There are others in the medical field on the extreme end feel that laws should be developed that couples with known genes that cause genetic disorders must not have children or if they do selection of embryos are done (Munson, 2014). Genetic testing is expensive and not all insurance cover specialized testing and many cannot afford out-of-pocket cost. Other issues considered is that if a child is born with a genetic disorder or illness, what strain could the lifelong treatment required by the child put on the finances of the family, their insurance, or would the child qualify for state and/or federal medical benefits. Advocates for genetic testing due to the increasing cost and strain on the health care system, the amount of money spent on tests to diagnosis or treat is much cheaper than that of money spent on the care of a child with disabilities (Munson, 2012). Considerations in regards to the future of an infant born with a genetic disease or illness with regards to issues as personal image, self-esteem, and the

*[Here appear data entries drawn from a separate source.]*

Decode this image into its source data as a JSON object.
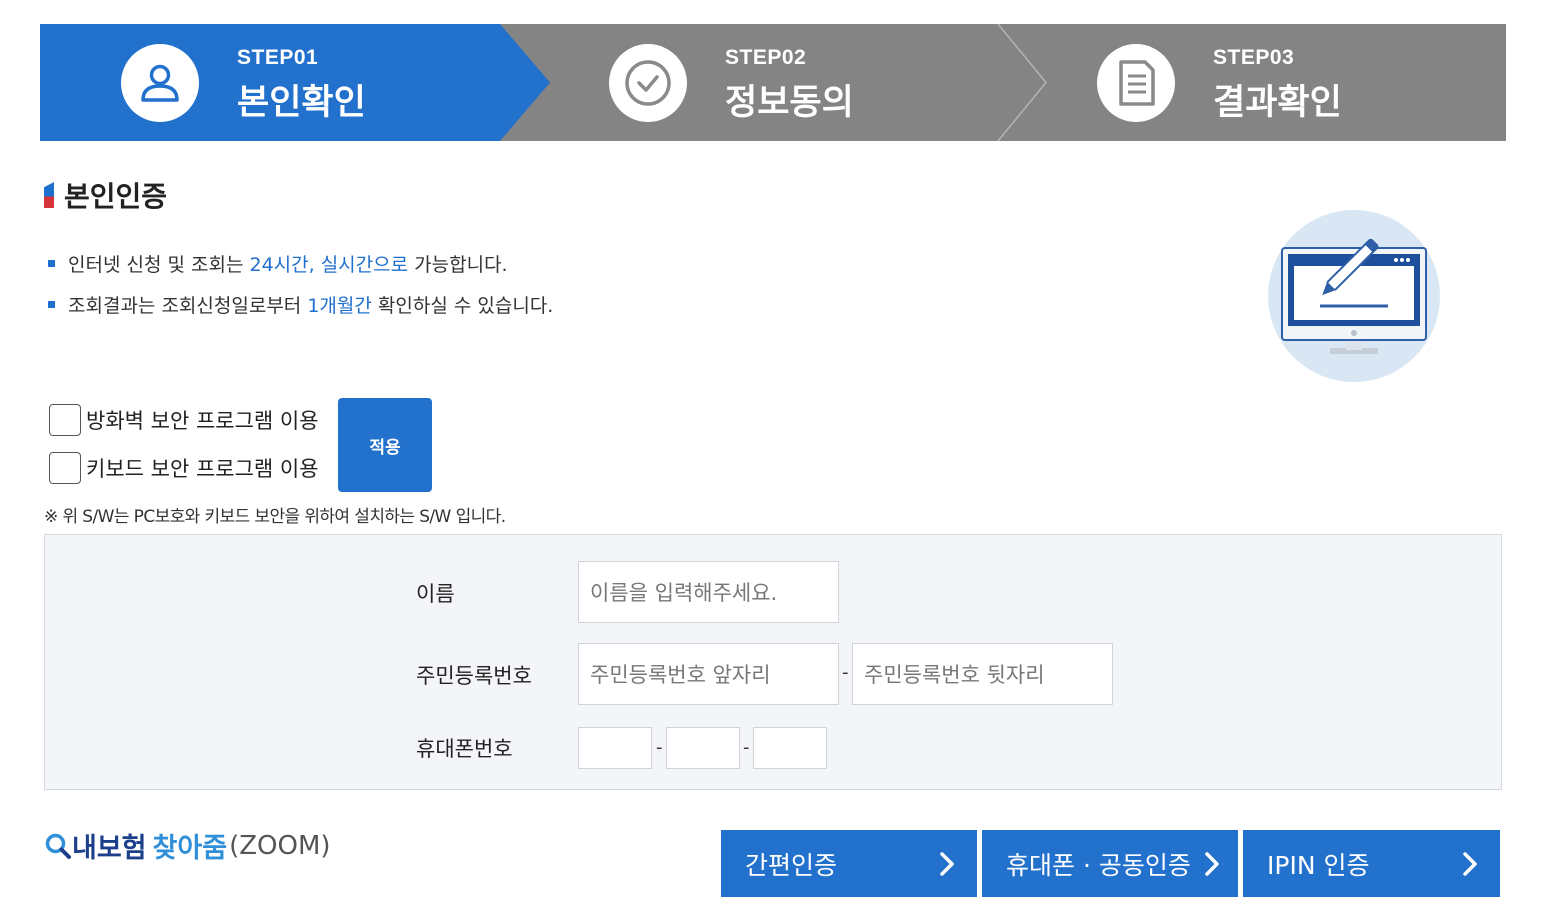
{
  "steps": [
    {
      "num": "STEP01",
      "title": "본인확인",
      "icon": "user-icon",
      "active": true
    },
    {
      "num": "STEP02",
      "title": "정보동의",
      "icon": "check-circle-icon",
      "active": false
    },
    {
      "num": "STEP03",
      "title": "결과확인",
      "icon": "document-icon",
      "active": false
    }
  ],
  "colors": {
    "accent": "#2271cc",
    "inactive_step": "#848484",
    "form_bg": "#f3f5f8",
    "marker_red": "#d6333b"
  },
  "section": {
    "title": "본인인증"
  },
  "notices": [
    {
      "pre": "인터넷 신청 및 조회는 ",
      "hl": "24시간, 실시간으로",
      "post": " 가능합니다."
    },
    {
      "pre": "조회결과는 조회신청일로부터 ",
      "hl": "1개월간",
      "post": " 확인하실 수 있습니다."
    }
  ],
  "security": {
    "option1": "방화벽 보안 프로그램 이용",
    "option2": "키보드 보안 프로그램 이용",
    "apply": "적용",
    "note": "※ 위 S/W는 PC보호와 키보드 보안을 위하여 설치하는 S/W 입니다."
  },
  "form": {
    "name_label": "이름",
    "name_placeholder": "이름을 입력해주세요.",
    "rrn_label": "주민등록번호",
    "rrn_front_placeholder": "주민등록번호 앞자리",
    "rrn_back_placeholder": "주민등록번호 뒷자리",
    "phone_label": "휴대폰번호",
    "dash": "-"
  },
  "logo": {
    "part1": "내보험",
    "part2": "찾아줌",
    "part3": "(ZOOM)"
  },
  "auth_buttons": [
    "간편인증",
    "휴대폰 · 공동인증",
    "IPIN 인증"
  ]
}
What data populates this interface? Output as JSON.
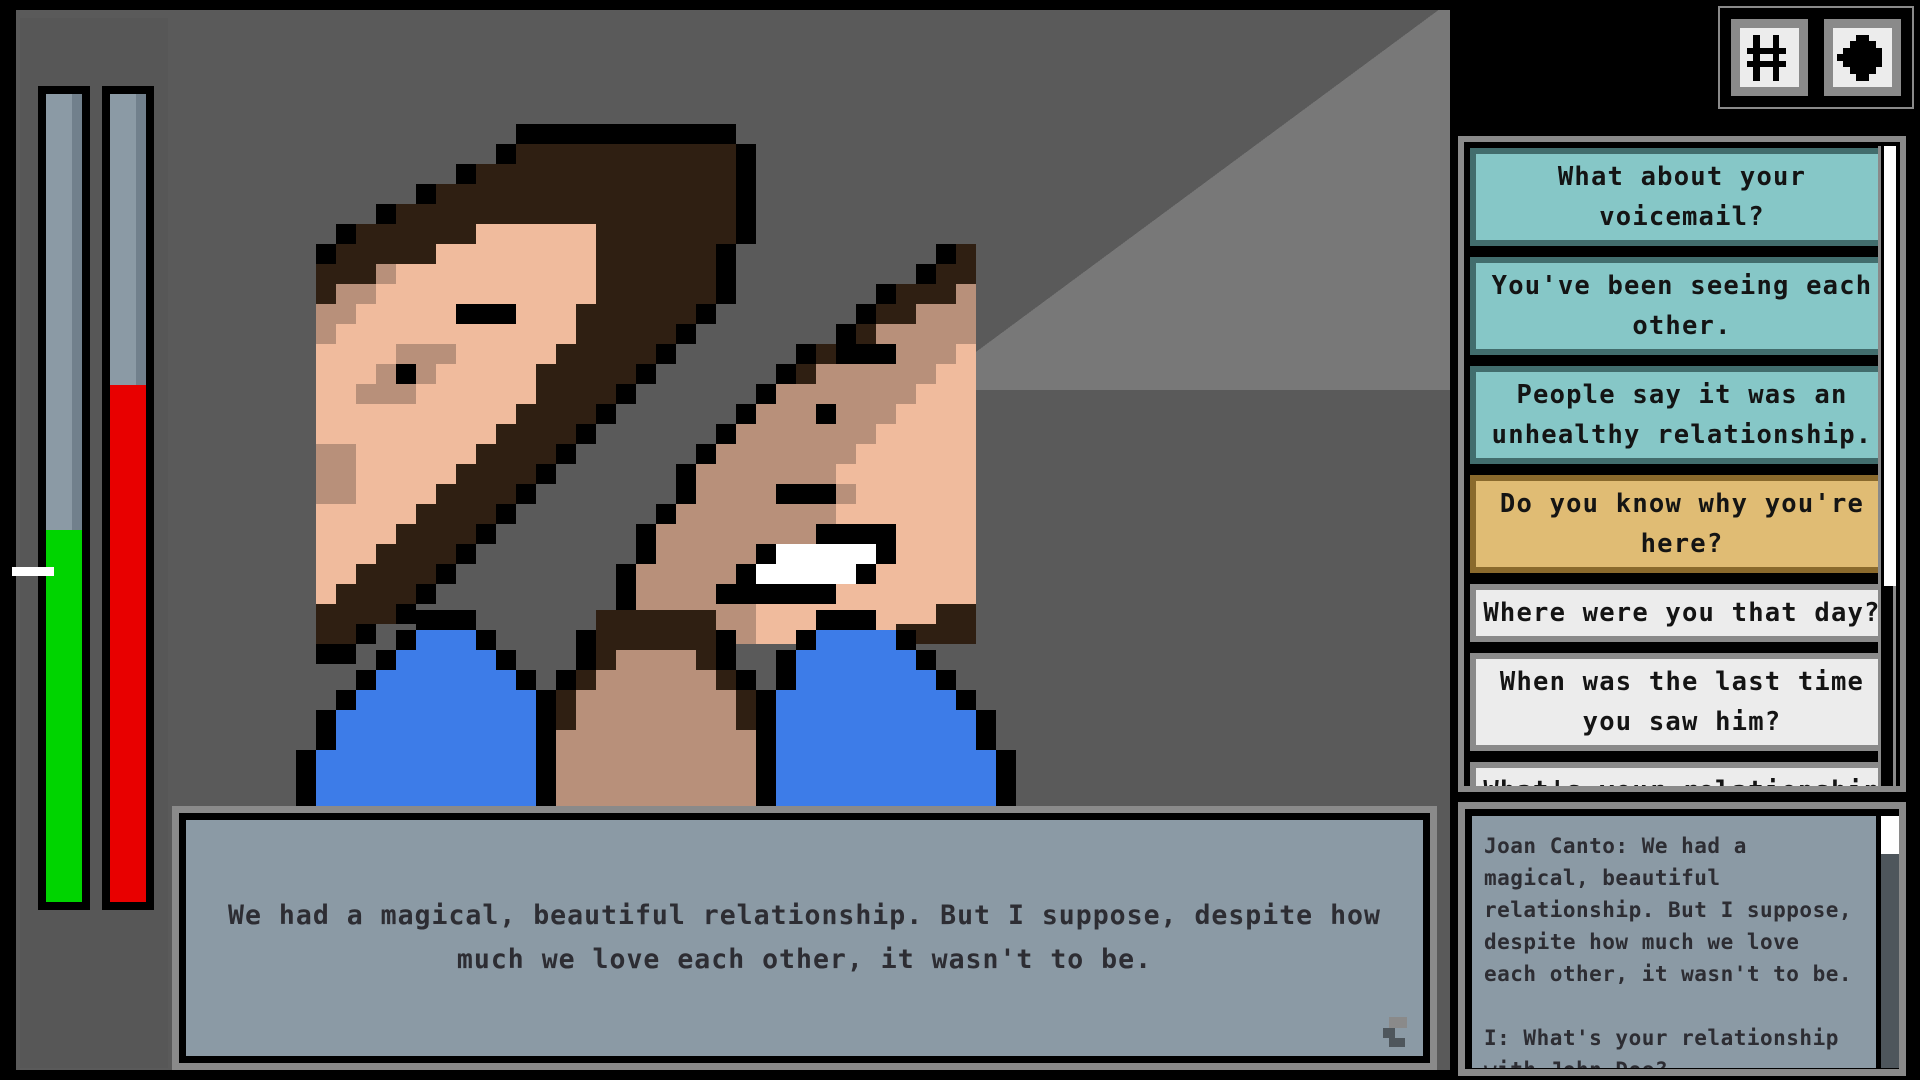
{
  "scene": {
    "background_color": "#787878",
    "background_shadow_color": "#5a5a5a",
    "character": {
      "name": "Joan Canto",
      "hair_color": "#2f1f12",
      "skin_light": "#f0bb9d",
      "skin_shade": "#b8907a",
      "shirt_color": "#3d7ce8",
      "outline_color": "#000000"
    }
  },
  "meters": {
    "green_meter": {
      "name": "composure-meter",
      "value_percent": 46,
      "color": "#00d400"
    },
    "red_meter": {
      "name": "stress-meter",
      "value_percent": 64,
      "color": "#e80000"
    },
    "tick_marker_color": "#ffffff",
    "track_color": "#8b9aa5"
  },
  "toolbar": {
    "buttons": [
      {
        "icon": "grid-icon",
        "label": ""
      },
      {
        "icon": "puzzle-piece-icon",
        "label": ""
      }
    ]
  },
  "options": {
    "scrollbar": {
      "thumb_color": "#ffffff",
      "position_percent": 0
    },
    "items": [
      {
        "label": "What about your voicemail?",
        "style": "teal"
      },
      {
        "label": "You've been seeing each other.",
        "style": "teal"
      },
      {
        "label": "People say it was an unhealthy relationship.",
        "style": "teal"
      },
      {
        "label": "Do you know why you're here?",
        "style": "gold"
      },
      {
        "label": "Where were you that day?",
        "style": "gray"
      },
      {
        "label": "When was the last time you saw him?",
        "style": "gray"
      },
      {
        "label": "What's your relationship with John Doe?",
        "style": "gray"
      },
      {
        "label": "",
        "style": "green"
      }
    ]
  },
  "dialogue": {
    "text": "We had a magical, beautiful relationship. But I suppose, despite how much we love each other, it wasn't to be.",
    "indicator": "continue-indicator"
  },
  "log": {
    "text": "Joan Canto: We had a magical, beautiful relationship. But I suppose, despite how much we love each other, it wasn't to be.\n\nI: What's your relationship with John Doe?",
    "scrollbar": {
      "thumb_color": "#ffffff"
    }
  }
}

Another moral and ethical issue brought on by the doctors of John Hopkins was when they retrieved tissue from Henrietta’s cervix without consent. Tissue that was later cultured and became the miraculous HeLa cells. Neither Henrietta nor her family gave their written or verbal consent for her cells to be used in Dr. Gey’s research. Later in the book, Skloot introduces her readers to a similar case of a man named John Moore. Moore also had tissue stolen from his body without consent that was later developed into a successful cell line.
Lack 's family provided the sample, and it helped researchers to investigate the HeLa cell more in- depth. However, researchers broke the promise, and did not contact to the family about the result of the cancer test. although HeLa cell greatly contributed in biology, it left some problems. the first was if it is okay to take anyone 's sample without permission and to use it in a research. it is avoided in nowadays, but it was not in the past.
Many people have been brainwashed to think that the only method to keep their children safe and healthy is to get them vaccinated at a hospital. But what they do not know is that most of those dangerous diseases have already been gone for a very long time. And the pharmaceutical companies that are telling them to get their children vaccinated are simply lying to them in order to keep them coming back with the fear that their children will get sick if they do not get their vaccinations. Which leads me to say that parents should have the choice to decide whether or not their children get vaccinations. The pharmaceutical companies like the FDA (Food and Drug Administration) which is responsible for protecting the public health by assuring that